When the weather outside is simultaneously snowing and raining, and the house is cold, some degree of warmth and comfort is required. At the tea-table, I wrap myself in two heavy blankets, looking rather like an old man. My cold hand extends from the folds of the blankets to manipulate the kettle and teapot.
On such a day, my spirit demands the warmth of hongcha. This cake, pictured above and below, is made of pu'ercha tips, and yet has a character very similar to pu'ercha. Such is the degree of similarity, in flavour, colour, and aroma, that I wonder if some hongcha methods have been used in its production. This is all in its favour, because the result is splendid indeed, and fits perfectly into the chill of the February morning.
This is a tea that demands to be touched. It is flexible, and bends laterally. It becomes apparent that the pu'erdao, pictured below, is entirely unnecessary. Though the leaves have been compressed, there is little that holds them together, and they may be crumbled free of the bing using the fingers.
Perhaps it is obvious to most people, but I have just recently, over the last year or so, come to appreciate the great significance of other people in one's life, and the dramatic effect that their support provides. In many ways, I have come to appreciate how entirely dependent my life is on the goodwill of others. During the on-going tenure process, this has become sharply focussed and completely obvious. It is, really, only by the good graces of others that I can be said to have attained anything of value. When I was a young undergraduate, I thought that it was solely one's own devices that were of importance. How long it takes to unlearn that lesson, and to learn the proper humility.
Maybe this is all an integral part of the process. In life, compassion.
Keng's unusual gift turns out to be Just What the Doctor Ordered. Its smooth, slick texture wins me over, while its tangy, somewhat bitter, finish lends it sufficient challenge to wake me, and retain my interest.
Page after page of my diary becomes filled with my odd little handwriting - odd for an engineer, anyway. A colleague came to me after looking through the piles of "anonymous" assessment reports of the students who have applied to study engineering with us next year. "I could tell your reports from your hand-writing." He looked conspiratorial.

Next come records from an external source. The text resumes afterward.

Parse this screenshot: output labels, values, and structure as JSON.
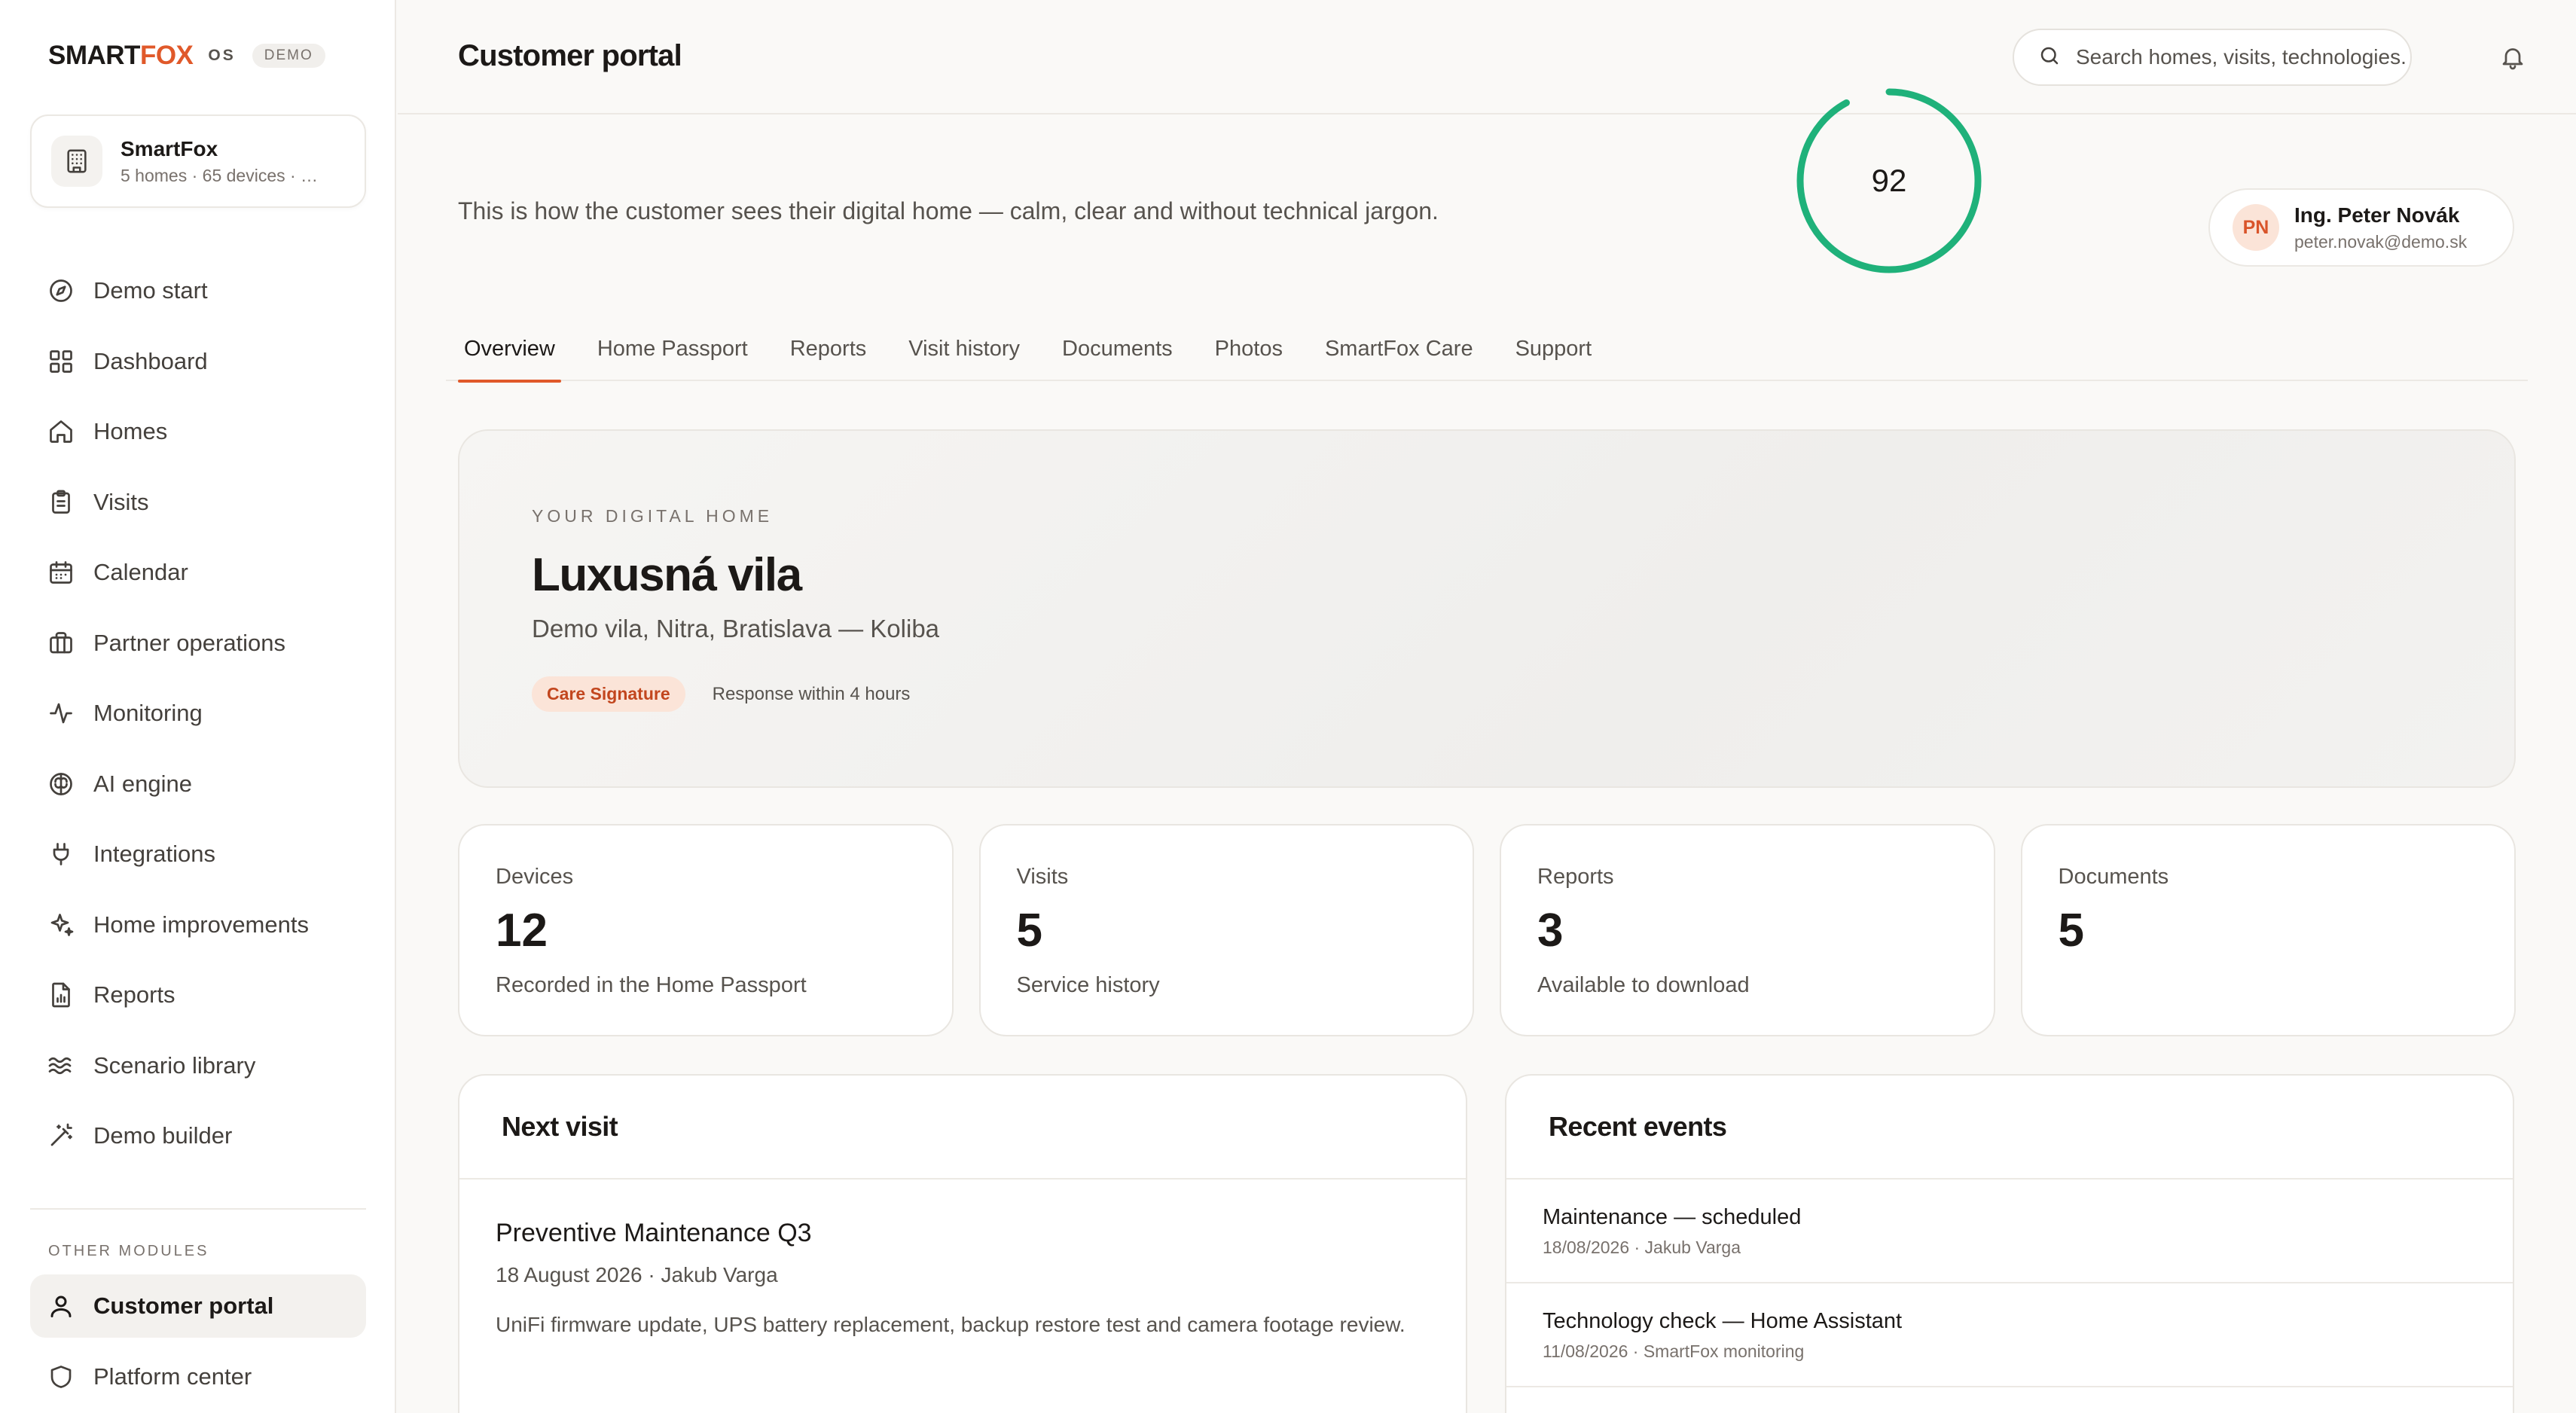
{
  "brand": {
    "name_main": "SMART",
    "name_accent": "FOX",
    "os": "OS",
    "badge": "DEMO",
    "accent_color": "#e0592a"
  },
  "org": {
    "name": "SmartFox",
    "summary": "5 homes · 65 devices · …",
    "icon": "building-icon"
  },
  "sidebar": {
    "items": [
      {
        "label": "Demo start",
        "icon": "compass-icon"
      },
      {
        "label": "Dashboard",
        "icon": "grid-icon"
      },
      {
        "label": "Homes",
        "icon": "home-icon"
      },
      {
        "label": "Visits",
        "icon": "clipboard-icon"
      },
      {
        "label": "Calendar",
        "icon": "calendar-icon"
      },
      {
        "label": "Partner operations",
        "icon": "briefcase-icon"
      },
      {
        "label": "Monitoring",
        "icon": "activity-icon"
      },
      {
        "label": "AI engine",
        "icon": "brain-icon"
      },
      {
        "label": "Integrations",
        "icon": "plug-icon"
      },
      {
        "label": "Home improvements",
        "icon": "sparkles-icon"
      },
      {
        "label": "Reports",
        "icon": "report-icon"
      },
      {
        "label": "Scenario library",
        "icon": "waves-icon"
      },
      {
        "label": "Demo builder",
        "icon": "wand-icon"
      }
    ],
    "other_label": "OTHER MODULES",
    "other_items": [
      {
        "label": "Customer portal",
        "icon": "user-icon",
        "active": true
      },
      {
        "label": "Platform center",
        "icon": "shield-icon"
      }
    ]
  },
  "header": {
    "title": "Customer portal",
    "search_placeholder": "Search homes, visits, technologies..."
  },
  "intro": "This is how the customer sees their digital home — calm, clear and without technical jargon.",
  "user": {
    "initials": "PN",
    "name": "Ing. Peter Novák",
    "email": "peter.novak@demo.sk"
  },
  "tabs": [
    "Overview",
    "Home Passport",
    "Reports",
    "Visit history",
    "Documents",
    "Photos",
    "SmartFox Care",
    "Support"
  ],
  "active_tab": "Overview",
  "hero": {
    "kicker": "YOUR DIGITAL HOME",
    "title": "Luxusná vila",
    "address": "Demo vila, Nitra, Bratislava — Koliba",
    "badge": "Care Signature",
    "response": "Response within 4 hours",
    "score": "92",
    "score_fraction": 0.92,
    "score_color": "#1fb17a"
  },
  "stats": [
    {
      "label": "Devices",
      "value": "12",
      "sub": "Recorded in the Home Passport"
    },
    {
      "label": "Visits",
      "value": "5",
      "sub": "Service history"
    },
    {
      "label": "Reports",
      "value": "3",
      "sub": "Available to download"
    },
    {
      "label": "Documents",
      "value": "5",
      "sub": ""
    }
  ],
  "next_visit": {
    "heading": "Next visit",
    "title": "Preventive Maintenance Q3",
    "meta": "18 August 2026 · Jakub Varga",
    "description": "UniFi firmware update, UPS battery replacement, backup restore test and camera footage review."
  },
  "recent_events": {
    "heading": "Recent events",
    "items": [
      {
        "title": "Maintenance — scheduled",
        "meta": "18/08/2026 · Jakub Varga"
      },
      {
        "title": "Technology check — Home Assistant",
        "meta": "11/08/2026 · SmartFox monitoring"
      }
    ]
  }
}
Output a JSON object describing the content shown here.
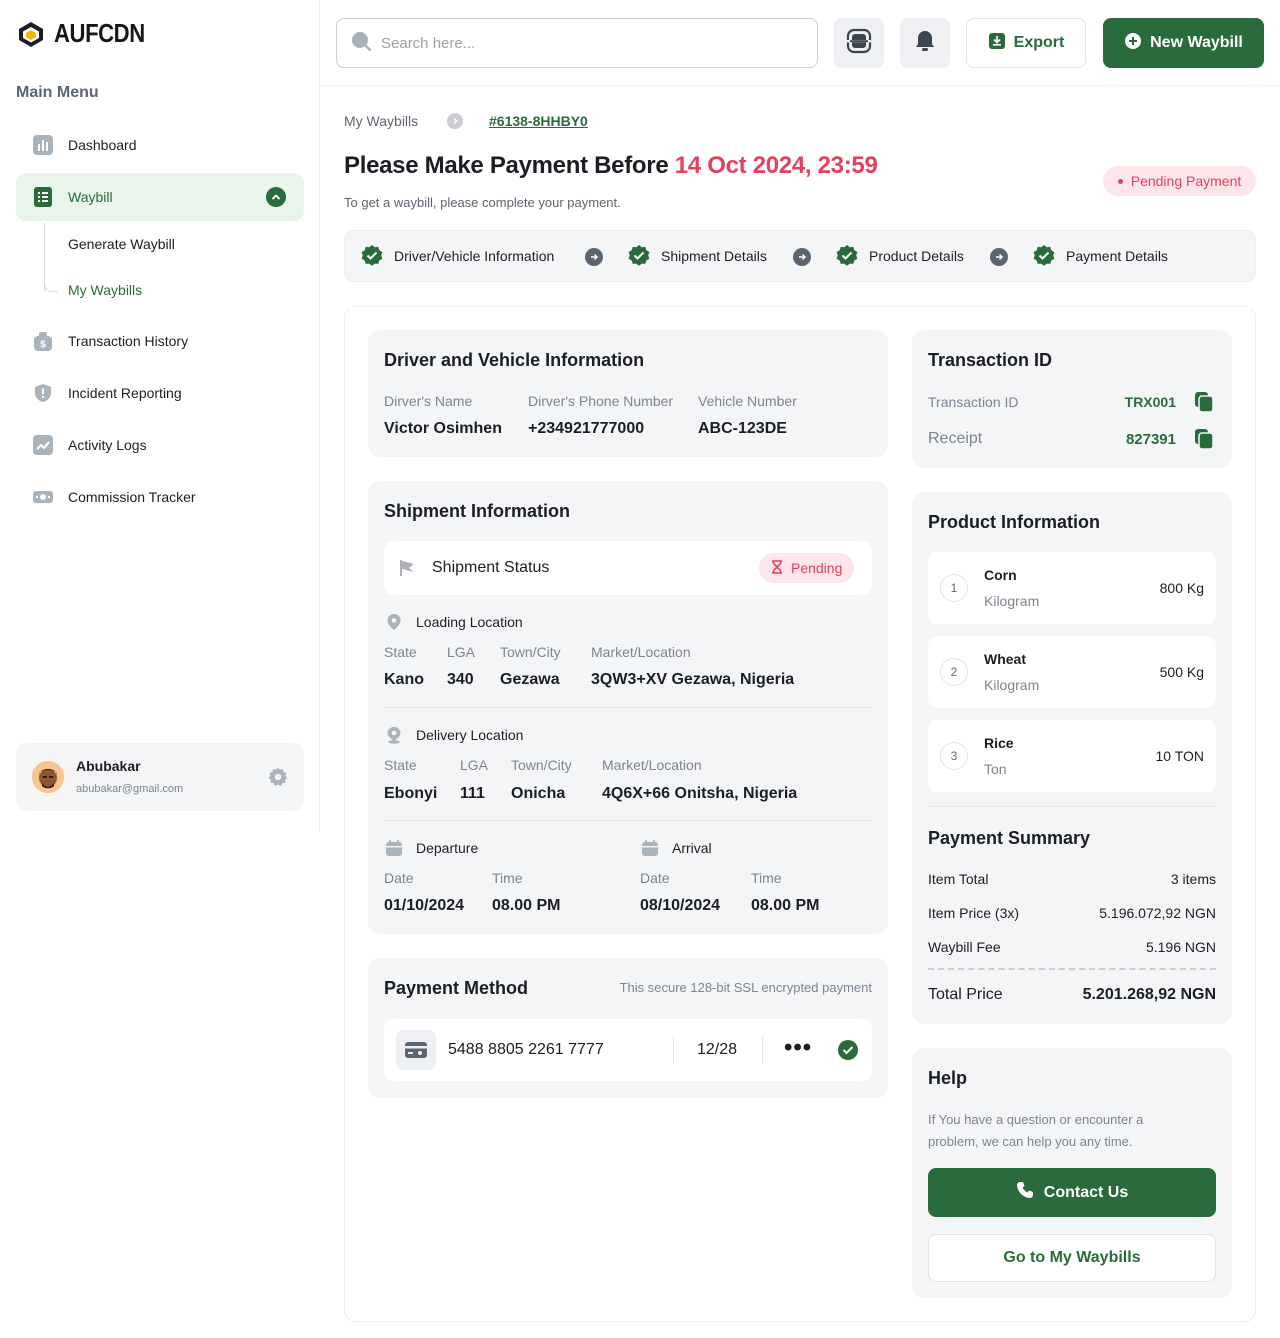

We will see what the eventual outcome of the current period of hard work and travelling comes to be. My journey today, at the tea-table, was a long one. My pen ran out of ink. The water jug ran empty. The tea, however, continued undaunted.
Fittingly, its name is "Jinchan", meaning "Golden-mellow". The "Gongbing" part means "tribute [to the Emperor!] cake", which is a standard phrase, much like "Chawang".
If there is a point to today's article, it might be that we must be mindful of the presence of companions and our implicit dependence upon them. Particularly in the tiny world of tea, as in many other worlds, each personality seems to make a very great difference. A gift of compassionate generosity goes a long way, much further than one might otherwise think, and it is with a gratitude that I drink this wonderfully malty, rugged, yet smooth and tippy pu'ercha.